_ACTION ITEM_: Copy out each line containing "aktivieren" from the entries below.

_INPUT DATA_:

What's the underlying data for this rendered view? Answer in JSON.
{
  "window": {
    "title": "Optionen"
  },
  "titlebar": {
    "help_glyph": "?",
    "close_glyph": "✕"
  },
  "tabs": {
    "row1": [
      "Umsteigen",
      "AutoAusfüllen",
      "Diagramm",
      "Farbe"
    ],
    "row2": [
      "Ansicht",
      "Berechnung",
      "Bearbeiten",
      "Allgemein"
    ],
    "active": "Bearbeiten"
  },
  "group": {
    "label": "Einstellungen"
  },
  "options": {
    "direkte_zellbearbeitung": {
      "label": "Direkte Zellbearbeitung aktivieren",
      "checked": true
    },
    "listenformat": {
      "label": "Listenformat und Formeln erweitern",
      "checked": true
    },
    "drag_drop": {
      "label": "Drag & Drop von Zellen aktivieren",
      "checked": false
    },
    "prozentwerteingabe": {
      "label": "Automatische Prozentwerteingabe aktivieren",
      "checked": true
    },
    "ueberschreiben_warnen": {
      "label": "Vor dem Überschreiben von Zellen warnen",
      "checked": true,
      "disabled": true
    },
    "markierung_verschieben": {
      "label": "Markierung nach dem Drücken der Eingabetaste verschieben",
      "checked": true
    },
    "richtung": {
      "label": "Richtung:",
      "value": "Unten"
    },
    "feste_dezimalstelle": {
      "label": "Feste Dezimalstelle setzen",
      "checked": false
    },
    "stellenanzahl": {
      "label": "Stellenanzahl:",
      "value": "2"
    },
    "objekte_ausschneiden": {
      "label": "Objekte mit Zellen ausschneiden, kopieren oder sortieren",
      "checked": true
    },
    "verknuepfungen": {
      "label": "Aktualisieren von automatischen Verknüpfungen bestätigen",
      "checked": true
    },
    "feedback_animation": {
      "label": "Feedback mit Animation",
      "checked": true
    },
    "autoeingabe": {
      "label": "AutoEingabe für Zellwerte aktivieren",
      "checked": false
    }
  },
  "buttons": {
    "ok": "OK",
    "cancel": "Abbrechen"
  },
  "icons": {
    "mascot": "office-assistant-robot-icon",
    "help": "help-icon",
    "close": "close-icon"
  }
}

_ANSWER TO THIS PROBLEM_:
      "label": "Direkte Zellbearbeitung aktivieren",
      "label": "Drag & Drop von Zellen aktivieren",
      "label": "Automatische Prozentwerteingabe aktivieren",
      "label": "AutoEingabe für Zellwerte aktivieren",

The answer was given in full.